### ACTIVITY:
Go over the lines below, and when one contains the word "Qualcomm", copy it.

TASK DATA START

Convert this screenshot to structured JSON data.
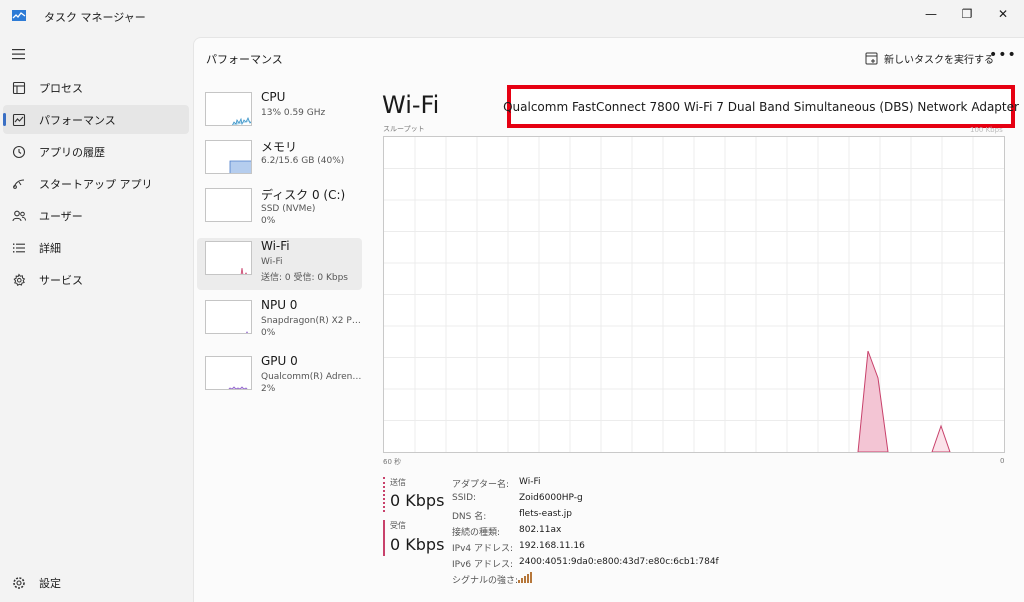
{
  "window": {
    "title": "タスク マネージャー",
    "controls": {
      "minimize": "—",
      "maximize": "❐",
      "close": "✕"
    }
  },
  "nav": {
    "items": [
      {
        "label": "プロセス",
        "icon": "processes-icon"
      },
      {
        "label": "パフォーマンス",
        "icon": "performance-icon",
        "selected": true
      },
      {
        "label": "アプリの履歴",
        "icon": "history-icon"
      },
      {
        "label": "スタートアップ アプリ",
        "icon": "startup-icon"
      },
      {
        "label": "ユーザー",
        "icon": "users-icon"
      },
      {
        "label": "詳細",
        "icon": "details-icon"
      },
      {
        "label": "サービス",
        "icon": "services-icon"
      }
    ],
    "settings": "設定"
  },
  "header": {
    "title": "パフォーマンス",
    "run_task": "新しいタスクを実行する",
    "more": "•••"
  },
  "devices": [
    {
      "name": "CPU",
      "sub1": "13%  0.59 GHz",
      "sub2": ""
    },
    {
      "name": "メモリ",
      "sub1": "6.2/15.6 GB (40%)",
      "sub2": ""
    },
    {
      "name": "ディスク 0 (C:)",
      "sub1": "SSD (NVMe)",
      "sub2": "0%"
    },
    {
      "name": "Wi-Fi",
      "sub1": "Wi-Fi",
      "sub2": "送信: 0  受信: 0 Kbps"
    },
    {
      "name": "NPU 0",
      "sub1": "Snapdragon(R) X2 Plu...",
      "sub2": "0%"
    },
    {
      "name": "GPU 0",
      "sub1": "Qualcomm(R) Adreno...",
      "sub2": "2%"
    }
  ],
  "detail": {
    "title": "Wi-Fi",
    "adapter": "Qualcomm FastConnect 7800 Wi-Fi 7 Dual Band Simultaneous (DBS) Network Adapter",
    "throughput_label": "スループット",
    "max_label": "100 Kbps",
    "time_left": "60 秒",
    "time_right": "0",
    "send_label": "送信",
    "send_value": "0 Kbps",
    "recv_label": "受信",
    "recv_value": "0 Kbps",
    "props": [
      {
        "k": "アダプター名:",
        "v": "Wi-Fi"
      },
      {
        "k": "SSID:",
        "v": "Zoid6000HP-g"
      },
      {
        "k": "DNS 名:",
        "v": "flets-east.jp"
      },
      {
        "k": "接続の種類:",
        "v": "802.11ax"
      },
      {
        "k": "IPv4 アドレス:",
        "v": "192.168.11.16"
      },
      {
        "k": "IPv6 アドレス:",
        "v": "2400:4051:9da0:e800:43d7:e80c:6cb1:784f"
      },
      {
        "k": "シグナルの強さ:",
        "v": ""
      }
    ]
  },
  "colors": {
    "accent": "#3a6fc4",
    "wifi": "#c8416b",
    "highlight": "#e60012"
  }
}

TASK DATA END
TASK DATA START

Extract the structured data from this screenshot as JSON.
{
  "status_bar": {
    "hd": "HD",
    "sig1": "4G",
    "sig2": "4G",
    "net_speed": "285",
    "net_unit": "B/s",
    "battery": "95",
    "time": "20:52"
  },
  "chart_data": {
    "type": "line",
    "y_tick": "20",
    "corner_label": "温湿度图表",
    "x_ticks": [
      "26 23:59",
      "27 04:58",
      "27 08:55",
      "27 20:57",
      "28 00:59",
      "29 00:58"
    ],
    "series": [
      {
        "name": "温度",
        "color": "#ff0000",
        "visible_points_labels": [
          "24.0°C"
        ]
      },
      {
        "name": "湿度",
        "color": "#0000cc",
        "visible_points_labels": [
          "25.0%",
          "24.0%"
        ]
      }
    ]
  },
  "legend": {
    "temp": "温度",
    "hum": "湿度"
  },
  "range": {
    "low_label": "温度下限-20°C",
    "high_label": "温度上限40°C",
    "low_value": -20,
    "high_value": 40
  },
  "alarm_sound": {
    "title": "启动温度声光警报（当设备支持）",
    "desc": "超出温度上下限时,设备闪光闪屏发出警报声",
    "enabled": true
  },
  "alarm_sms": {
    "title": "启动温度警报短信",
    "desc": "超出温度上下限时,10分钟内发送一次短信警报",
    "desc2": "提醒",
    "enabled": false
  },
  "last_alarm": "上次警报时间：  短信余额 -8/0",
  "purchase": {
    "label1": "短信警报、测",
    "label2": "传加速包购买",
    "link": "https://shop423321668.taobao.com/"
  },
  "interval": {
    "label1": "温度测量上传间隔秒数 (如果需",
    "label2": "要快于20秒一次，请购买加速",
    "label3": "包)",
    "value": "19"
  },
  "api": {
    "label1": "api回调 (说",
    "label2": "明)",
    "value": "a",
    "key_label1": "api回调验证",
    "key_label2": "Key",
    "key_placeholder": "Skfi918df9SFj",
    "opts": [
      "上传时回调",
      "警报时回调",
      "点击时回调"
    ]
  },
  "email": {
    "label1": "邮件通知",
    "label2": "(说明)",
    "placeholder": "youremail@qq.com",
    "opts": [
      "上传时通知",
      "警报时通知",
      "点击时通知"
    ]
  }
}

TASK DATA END

### OUTPUT BELOW:
      "sub1": "Qualcomm(R) Adreno...",
    "adapter": "Qualcomm FastConnect 7800 Wi-Fi 7 Dual Band Simultaneous (DBS) Network Adapter",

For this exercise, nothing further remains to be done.